Start of Input data

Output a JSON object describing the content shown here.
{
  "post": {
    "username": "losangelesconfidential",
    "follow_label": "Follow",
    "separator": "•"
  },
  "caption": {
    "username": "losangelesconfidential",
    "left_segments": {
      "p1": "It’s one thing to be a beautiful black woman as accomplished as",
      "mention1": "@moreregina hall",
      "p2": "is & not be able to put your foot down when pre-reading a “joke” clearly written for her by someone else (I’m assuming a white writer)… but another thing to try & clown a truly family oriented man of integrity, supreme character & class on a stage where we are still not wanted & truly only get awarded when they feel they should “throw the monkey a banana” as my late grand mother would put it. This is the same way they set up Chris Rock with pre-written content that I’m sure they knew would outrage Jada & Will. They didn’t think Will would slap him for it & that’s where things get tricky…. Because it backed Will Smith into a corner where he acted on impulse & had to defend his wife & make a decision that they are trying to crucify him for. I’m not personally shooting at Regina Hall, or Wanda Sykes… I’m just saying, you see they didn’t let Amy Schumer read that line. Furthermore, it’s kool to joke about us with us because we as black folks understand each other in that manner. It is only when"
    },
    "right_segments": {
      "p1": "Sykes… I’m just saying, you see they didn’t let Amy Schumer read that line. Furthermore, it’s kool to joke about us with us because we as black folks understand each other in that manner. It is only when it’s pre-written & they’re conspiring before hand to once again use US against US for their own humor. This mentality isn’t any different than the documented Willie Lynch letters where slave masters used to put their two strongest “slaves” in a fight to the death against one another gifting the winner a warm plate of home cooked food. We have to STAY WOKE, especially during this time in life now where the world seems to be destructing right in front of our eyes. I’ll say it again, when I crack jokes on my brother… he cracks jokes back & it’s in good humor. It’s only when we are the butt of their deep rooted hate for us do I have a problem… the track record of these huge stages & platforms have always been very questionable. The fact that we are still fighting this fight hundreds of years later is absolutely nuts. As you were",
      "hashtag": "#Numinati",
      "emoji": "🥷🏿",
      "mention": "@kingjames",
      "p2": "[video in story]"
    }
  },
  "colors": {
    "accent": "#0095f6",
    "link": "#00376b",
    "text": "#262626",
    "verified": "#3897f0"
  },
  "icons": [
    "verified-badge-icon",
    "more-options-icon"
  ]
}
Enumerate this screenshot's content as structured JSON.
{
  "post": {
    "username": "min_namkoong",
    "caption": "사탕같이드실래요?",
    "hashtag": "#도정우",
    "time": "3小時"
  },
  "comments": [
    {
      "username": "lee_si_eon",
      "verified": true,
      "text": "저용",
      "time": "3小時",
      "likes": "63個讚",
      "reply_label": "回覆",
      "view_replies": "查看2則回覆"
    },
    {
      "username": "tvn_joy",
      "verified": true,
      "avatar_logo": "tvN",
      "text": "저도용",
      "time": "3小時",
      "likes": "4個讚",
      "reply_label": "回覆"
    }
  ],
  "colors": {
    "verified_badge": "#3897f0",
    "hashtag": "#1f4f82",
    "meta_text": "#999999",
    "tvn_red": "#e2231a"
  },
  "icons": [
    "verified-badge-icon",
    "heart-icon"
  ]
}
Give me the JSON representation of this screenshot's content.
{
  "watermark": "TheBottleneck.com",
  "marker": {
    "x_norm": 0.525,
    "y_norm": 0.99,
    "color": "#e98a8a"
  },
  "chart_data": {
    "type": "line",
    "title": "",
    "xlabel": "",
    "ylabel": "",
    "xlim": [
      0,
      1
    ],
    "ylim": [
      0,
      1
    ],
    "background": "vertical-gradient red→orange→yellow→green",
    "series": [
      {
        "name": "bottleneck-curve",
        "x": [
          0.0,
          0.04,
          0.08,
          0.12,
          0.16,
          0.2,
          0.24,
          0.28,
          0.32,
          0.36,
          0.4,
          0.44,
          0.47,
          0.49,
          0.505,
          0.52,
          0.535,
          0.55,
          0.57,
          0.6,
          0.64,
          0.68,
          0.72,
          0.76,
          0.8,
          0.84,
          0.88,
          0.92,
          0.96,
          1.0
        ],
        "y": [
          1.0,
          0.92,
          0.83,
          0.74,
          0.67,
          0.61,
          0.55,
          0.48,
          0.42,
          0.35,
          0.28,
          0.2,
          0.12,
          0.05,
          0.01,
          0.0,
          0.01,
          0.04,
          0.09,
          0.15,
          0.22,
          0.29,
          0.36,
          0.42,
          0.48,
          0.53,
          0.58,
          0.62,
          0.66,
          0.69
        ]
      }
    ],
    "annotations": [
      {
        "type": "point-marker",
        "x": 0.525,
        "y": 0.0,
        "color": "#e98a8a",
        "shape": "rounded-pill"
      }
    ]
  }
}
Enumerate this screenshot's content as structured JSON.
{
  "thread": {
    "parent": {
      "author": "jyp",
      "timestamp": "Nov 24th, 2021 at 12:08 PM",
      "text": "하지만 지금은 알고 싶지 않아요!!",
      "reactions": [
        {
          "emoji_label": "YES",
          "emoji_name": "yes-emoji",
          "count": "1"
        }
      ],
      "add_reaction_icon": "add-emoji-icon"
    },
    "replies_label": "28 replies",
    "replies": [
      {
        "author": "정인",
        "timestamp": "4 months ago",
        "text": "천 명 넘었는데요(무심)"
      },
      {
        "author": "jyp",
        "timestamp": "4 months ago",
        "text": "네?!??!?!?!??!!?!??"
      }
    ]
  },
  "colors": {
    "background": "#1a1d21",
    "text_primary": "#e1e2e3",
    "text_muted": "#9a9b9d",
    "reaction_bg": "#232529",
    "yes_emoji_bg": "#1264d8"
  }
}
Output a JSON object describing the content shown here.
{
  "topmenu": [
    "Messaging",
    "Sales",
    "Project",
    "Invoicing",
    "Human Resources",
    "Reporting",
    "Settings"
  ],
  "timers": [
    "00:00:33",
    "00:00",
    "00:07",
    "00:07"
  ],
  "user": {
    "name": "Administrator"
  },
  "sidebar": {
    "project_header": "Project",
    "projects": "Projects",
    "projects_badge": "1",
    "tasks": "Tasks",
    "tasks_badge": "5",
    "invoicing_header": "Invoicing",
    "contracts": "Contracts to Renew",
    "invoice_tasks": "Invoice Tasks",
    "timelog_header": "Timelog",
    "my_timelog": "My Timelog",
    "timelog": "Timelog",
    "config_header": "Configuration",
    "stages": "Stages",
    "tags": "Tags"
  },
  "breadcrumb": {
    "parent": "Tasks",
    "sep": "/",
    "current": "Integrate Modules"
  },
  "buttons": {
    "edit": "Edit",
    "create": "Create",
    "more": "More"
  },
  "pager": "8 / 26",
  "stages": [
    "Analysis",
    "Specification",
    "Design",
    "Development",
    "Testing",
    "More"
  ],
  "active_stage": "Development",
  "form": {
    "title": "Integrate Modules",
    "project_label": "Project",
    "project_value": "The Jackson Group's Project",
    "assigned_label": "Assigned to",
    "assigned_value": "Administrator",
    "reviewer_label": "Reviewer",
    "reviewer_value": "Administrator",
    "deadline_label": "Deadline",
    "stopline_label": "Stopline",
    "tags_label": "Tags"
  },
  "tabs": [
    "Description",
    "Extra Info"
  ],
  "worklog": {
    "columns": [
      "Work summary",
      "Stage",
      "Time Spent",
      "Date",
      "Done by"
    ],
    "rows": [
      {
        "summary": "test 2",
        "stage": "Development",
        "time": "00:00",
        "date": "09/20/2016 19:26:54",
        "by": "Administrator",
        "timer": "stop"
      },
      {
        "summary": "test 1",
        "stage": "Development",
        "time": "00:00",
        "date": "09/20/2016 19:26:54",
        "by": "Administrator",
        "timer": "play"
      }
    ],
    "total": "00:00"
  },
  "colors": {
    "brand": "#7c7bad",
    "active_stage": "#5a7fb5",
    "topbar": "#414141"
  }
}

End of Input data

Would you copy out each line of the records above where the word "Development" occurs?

Result of the exercise:
    "Development",
  "active_stage": "Development",
        "stage": "Development",
        "stage": "Development",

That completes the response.